Entries from a dataset of interfaces:
• • • •
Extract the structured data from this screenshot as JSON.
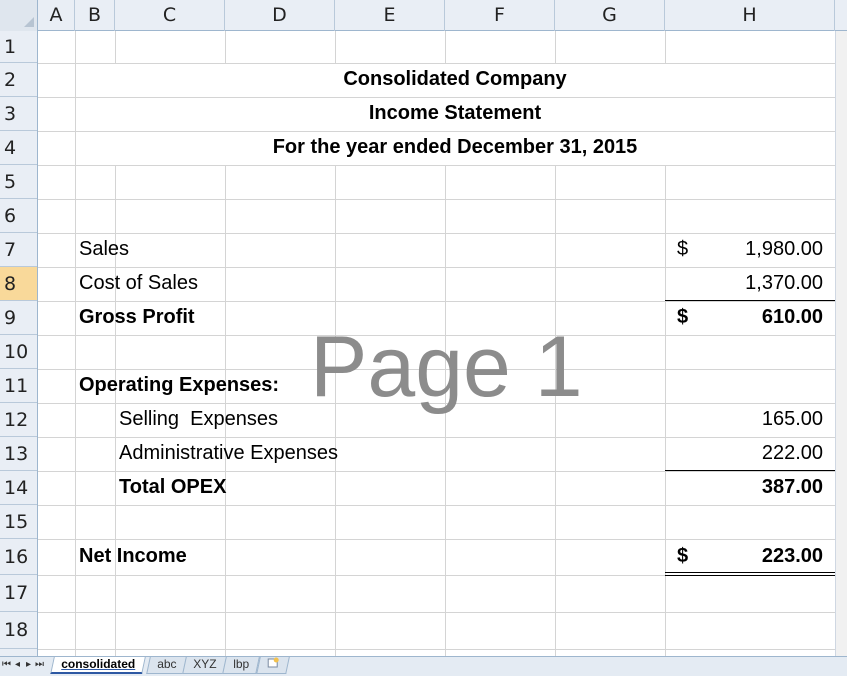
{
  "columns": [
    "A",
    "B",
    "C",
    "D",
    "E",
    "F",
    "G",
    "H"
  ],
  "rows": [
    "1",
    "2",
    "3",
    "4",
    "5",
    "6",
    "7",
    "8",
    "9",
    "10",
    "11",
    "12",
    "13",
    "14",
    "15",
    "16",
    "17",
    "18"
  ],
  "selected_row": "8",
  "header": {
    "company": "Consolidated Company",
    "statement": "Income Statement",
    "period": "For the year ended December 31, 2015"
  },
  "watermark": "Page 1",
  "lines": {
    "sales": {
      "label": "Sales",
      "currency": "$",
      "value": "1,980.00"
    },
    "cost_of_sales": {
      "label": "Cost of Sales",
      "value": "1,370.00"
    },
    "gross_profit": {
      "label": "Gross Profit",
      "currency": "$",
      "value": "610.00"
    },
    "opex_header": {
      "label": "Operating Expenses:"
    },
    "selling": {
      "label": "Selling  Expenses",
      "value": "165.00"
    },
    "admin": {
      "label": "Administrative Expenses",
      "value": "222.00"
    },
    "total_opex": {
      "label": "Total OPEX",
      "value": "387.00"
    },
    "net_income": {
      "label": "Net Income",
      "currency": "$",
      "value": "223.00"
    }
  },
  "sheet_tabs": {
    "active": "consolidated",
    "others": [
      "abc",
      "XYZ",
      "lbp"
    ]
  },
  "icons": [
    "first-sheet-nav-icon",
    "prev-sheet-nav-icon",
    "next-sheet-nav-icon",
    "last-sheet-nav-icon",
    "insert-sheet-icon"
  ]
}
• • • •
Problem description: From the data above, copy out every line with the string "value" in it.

Your response:
      "value": "1,980.00"
      "value": "1,370.00"
      "value": "610.00"
      "value": "165.00"
      "value": "222.00"
      "value": "387.00"
      "value": "223.00"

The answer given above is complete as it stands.